Container research firm Alphaliner said trade on the trans-Pacific dropped in 2019 for the first time in a decade, the victim of the ongoing U.S.-China trade war and shippers deciding not to move boxes ahead of implementation of the new marine fuel standards in 2020.
The Paris-based researcher also offered a muted outlook on the container trade as major ocean carriers do not plan to expand services this year on one of the world’s busiest trade lanes.
Alphaliner said in a recent report that total container volumes on the eastbound trans-Pacific fell 2.5% last year, the first such decline since the end of the Great Recession in 2009, when container volumes sank 15.3% from the year earlier.
The slowdown in container volumes will be a big theme for transportation and logistics companies as they report fourth-quarter earnings. Expeditors International (Nasdaq: EXPD), the largest forwarder in the trans-Pacific, warned last week that fourth-quarter operating income will range between $177 million and $183 million, down from $217 million in operating income reported in the fourth quarter of 2018.
Jeffrey S. Musser, president and CEO of Expeditors, said in a statement the results “include slowing of various global economies, trade disputes, and a customer base that is taking advantage of a market that appears to be changing from a supply and demand standpoint.”
Data from the six major North American west coast ports show import container volumes of 13.2 million twenty-foot equivalent units (TEUs) in 2019, compared to 13.7 million in 2018.
Of course, the ports have a high hurdle due to front-loading ahead of tariffs in 2018. That year saw the second highest growth in a decade with trans-Pacific volume growth of 8.3%, Alphaliner noted.
As for 2019’s front-loading, it was largely non-existent. Alphaliner noted the fourth quarter of 2019 saw a steep 10% drop in container volumes, compared to slight growth in volumes in the first three quarters of the year.
“There was no repeat of the cargo front-loading that took place in the last quarter of 2018 to avoid the punitive import tariffs that were to be imposed on Chinese imports to the U.S.,” Alphaliner said.

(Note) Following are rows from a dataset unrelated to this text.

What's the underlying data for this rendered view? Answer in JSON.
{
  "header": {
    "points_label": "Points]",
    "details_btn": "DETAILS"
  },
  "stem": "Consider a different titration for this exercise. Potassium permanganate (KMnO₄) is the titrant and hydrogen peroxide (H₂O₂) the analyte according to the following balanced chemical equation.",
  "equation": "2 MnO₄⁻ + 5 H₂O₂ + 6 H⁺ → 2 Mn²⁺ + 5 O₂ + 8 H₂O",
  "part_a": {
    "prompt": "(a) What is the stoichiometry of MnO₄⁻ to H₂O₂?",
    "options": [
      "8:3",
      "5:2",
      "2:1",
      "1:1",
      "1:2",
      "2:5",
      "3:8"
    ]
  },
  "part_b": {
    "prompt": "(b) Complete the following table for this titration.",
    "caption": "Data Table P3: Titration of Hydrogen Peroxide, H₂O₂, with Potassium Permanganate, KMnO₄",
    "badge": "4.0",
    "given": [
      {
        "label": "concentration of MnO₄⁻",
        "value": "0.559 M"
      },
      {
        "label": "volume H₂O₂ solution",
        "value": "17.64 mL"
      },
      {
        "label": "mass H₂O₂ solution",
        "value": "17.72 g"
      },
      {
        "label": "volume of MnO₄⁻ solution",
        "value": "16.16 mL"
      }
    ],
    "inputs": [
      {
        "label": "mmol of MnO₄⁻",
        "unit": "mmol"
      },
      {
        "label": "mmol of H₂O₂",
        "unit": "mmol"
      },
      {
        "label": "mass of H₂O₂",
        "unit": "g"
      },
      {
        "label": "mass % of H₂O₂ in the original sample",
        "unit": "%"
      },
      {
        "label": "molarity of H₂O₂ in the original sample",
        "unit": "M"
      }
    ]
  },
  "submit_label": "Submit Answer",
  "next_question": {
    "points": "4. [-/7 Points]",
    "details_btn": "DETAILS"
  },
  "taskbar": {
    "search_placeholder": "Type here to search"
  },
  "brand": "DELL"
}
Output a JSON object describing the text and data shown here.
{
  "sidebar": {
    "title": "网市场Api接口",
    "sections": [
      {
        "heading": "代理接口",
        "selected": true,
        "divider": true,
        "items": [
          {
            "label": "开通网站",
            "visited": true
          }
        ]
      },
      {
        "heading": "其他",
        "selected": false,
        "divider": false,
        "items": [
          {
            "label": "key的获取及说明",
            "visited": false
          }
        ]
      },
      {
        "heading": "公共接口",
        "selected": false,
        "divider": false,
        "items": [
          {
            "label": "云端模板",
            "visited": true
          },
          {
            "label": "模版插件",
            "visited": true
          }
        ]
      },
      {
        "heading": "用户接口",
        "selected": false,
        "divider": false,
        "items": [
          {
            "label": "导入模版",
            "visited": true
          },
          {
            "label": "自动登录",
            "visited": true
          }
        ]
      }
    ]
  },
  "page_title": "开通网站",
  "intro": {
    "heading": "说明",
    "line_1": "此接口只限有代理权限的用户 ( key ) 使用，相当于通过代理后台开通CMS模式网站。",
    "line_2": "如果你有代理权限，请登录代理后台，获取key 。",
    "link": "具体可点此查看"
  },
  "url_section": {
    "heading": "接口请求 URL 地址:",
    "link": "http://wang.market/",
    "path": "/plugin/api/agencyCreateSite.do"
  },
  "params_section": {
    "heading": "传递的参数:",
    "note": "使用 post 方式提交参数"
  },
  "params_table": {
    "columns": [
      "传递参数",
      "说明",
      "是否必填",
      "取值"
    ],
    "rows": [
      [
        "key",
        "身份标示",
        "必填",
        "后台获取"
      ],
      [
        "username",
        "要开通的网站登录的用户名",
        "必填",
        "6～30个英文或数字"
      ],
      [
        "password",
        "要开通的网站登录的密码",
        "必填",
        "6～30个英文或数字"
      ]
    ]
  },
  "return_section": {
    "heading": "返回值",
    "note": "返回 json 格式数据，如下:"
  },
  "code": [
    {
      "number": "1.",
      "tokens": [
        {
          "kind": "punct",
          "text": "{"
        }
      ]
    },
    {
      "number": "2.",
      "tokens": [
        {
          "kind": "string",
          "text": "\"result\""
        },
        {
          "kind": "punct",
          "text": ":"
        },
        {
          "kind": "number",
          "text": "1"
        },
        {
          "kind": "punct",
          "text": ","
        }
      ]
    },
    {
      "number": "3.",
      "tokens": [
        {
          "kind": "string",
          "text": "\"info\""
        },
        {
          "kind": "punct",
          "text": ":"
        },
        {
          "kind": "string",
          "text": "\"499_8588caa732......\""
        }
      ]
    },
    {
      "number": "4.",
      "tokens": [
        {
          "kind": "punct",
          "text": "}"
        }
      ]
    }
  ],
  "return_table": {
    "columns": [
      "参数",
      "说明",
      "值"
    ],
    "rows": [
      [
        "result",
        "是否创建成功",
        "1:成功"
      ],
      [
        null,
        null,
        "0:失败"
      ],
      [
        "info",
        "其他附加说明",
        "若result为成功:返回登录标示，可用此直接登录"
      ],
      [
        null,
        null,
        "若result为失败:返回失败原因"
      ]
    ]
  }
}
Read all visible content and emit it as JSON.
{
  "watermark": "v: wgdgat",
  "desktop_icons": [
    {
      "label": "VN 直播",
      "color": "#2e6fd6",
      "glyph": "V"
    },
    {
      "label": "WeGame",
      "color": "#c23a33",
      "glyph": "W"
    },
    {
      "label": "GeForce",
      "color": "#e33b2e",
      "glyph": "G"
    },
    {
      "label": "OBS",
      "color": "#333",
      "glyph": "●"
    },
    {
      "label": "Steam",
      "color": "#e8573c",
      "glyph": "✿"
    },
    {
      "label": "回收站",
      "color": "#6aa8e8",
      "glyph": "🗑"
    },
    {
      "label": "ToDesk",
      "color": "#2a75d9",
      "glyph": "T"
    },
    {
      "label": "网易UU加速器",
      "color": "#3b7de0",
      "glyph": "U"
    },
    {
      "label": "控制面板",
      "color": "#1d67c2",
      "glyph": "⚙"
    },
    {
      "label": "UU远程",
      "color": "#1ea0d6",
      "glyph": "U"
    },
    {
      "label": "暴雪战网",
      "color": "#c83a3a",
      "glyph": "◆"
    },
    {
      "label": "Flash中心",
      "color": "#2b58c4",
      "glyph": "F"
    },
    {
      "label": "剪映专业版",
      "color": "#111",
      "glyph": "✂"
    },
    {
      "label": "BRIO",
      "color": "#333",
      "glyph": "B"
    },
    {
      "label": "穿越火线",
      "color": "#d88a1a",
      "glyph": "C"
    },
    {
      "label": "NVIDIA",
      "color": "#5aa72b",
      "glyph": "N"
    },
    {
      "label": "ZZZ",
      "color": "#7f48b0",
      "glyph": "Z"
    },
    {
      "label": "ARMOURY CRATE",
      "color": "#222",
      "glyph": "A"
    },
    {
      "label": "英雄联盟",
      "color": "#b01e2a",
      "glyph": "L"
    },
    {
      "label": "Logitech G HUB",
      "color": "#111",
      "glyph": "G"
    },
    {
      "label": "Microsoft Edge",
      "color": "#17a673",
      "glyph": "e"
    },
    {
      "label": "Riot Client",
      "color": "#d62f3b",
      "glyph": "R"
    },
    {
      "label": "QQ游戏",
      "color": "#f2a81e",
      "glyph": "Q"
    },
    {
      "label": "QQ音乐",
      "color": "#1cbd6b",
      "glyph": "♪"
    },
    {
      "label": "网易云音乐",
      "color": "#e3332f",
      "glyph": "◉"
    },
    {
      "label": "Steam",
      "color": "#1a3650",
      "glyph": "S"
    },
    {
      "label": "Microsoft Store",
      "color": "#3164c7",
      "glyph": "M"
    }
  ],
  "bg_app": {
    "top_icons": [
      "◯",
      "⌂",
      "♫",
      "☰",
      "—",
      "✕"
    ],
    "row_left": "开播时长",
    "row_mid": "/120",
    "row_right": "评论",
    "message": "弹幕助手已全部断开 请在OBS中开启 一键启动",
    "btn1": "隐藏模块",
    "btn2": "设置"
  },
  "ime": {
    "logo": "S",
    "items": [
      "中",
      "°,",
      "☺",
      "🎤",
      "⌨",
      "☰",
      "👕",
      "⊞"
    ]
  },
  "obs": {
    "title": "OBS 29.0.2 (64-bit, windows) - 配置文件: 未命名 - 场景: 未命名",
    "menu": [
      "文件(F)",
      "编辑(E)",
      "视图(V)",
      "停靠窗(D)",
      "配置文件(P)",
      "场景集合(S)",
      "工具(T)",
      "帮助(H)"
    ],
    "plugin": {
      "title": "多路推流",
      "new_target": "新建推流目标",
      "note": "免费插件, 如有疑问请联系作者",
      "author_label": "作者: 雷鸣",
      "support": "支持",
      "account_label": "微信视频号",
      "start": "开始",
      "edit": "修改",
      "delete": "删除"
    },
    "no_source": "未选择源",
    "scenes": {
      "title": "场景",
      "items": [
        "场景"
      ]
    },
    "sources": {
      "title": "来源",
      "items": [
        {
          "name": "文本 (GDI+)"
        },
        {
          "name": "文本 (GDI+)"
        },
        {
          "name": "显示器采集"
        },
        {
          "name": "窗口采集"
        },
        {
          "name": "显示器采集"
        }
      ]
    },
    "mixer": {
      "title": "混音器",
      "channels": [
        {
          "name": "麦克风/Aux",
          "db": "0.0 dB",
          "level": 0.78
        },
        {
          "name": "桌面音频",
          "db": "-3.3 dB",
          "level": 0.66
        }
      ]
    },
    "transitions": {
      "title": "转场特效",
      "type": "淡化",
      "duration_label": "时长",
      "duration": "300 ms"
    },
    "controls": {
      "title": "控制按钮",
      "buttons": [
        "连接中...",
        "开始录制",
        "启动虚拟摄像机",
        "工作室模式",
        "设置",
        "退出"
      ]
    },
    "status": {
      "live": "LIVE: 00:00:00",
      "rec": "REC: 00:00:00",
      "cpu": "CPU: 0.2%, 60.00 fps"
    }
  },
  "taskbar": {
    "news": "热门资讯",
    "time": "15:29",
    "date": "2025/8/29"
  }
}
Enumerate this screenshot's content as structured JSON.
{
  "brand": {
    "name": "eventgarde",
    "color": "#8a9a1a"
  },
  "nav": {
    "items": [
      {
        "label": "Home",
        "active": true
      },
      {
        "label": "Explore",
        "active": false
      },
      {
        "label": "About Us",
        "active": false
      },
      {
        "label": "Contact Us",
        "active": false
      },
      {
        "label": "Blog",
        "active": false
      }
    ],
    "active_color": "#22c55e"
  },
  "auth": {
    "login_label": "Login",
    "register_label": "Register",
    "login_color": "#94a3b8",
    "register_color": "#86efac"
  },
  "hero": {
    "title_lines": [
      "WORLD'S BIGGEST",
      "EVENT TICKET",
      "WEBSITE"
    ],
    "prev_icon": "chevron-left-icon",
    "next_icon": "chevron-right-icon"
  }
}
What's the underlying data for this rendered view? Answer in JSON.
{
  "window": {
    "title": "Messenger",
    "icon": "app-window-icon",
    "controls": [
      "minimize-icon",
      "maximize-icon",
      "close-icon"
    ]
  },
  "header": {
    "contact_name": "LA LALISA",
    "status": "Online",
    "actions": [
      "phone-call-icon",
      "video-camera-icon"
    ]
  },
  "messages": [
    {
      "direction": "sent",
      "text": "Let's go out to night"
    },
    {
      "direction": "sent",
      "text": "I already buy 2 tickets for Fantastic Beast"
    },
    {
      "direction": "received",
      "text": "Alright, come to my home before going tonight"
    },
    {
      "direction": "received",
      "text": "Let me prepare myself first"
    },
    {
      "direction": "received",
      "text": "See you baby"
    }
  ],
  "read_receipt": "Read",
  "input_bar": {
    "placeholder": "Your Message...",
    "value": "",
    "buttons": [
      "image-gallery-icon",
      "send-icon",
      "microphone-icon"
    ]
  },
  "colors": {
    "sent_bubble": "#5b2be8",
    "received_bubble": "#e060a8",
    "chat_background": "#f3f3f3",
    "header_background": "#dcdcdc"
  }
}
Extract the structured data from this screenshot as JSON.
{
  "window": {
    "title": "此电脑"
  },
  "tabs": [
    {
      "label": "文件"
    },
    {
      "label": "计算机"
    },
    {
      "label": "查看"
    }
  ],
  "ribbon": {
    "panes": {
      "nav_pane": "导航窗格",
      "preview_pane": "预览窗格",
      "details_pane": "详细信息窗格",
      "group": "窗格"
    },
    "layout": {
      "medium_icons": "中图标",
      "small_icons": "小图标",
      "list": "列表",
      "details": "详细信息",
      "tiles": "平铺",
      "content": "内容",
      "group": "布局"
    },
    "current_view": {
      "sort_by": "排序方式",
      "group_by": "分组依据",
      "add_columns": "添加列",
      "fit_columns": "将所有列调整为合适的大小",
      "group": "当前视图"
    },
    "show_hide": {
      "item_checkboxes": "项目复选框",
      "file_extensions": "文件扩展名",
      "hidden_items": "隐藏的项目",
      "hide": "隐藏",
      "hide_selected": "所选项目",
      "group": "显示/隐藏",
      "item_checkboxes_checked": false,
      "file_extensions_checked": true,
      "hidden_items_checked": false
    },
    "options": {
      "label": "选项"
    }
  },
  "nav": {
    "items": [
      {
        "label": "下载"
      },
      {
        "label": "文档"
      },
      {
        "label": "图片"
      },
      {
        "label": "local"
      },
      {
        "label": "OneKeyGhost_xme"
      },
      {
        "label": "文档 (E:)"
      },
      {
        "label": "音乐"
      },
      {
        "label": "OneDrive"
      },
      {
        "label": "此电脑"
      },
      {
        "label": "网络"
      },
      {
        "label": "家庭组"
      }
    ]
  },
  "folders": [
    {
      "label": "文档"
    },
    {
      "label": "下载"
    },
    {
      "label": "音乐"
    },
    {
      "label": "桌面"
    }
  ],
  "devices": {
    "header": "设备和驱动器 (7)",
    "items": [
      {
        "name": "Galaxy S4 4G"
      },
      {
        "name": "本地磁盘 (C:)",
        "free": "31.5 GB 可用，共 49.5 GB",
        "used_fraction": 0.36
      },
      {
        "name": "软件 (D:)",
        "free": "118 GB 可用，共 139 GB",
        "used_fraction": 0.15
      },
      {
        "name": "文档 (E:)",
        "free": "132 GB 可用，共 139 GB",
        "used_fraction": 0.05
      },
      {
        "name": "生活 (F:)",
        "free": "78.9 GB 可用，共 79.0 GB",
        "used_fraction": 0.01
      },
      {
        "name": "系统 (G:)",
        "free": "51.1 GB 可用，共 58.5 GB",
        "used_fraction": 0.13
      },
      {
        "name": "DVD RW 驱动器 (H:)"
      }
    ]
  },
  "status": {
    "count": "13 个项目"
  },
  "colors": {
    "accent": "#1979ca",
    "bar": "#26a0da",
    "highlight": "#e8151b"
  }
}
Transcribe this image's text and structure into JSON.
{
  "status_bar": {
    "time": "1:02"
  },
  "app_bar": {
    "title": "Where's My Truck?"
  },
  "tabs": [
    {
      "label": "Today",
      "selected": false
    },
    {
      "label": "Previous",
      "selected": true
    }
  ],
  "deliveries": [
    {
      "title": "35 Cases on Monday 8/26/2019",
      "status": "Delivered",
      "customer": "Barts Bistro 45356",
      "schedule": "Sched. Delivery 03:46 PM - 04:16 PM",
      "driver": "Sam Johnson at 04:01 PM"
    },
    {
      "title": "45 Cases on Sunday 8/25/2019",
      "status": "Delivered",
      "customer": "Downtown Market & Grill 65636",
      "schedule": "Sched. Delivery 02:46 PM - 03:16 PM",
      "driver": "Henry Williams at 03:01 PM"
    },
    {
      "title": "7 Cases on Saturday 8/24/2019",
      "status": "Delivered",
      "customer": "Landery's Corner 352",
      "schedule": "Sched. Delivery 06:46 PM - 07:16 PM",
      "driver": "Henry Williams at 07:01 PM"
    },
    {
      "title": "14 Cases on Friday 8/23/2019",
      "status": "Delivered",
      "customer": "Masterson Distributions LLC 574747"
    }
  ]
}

Expeditors’ Musser held a similar view that the pace at which these changes occurred accelerated dramatically in the fourth quarter.
Likewise, shippers bided their time with respect to the International Maritime Organization’s rule that ocean carriers use more expensive low-sulfur fuel in 2020 as there “was also no evidence of any significant front-loading to avoid the [low-sulfur] surcharge which was implemented from late December last year.”
China, which accounts for three-quarters of the volume coming on the trans-Pacific eastbound lane, saw its TEU volume to the U.S. drop 10% last year, thanks to President Donald Trump’s push to extract more concessions from the U.S.’s largest overseas trading partner.
Despite the implementation of the Phase One trade deal, “the new deal is not expected to reverse the decline of Chinese exports to the U.S. in the near term,” it added.
Maersk Chief Executive Officer Soren Skou said in an interview with CNBC the Phase One trade does reduce uncertainty in the trans-Pacific trade. But it is unclear whether it will result in a return of container volumes lost over the last year.
The result is that ocean carriers are not likely to introduce much, if any, new capacity in the trans-Pacific.
THE Alliance has revamped its network to incorporate ships from Hyundai Merchant Marine and offer additional service from faster-growing exporters in Southeast Asia. But Alphaliner said the service changes mean “capacity will increase marginally despite the reduction in total number of services.”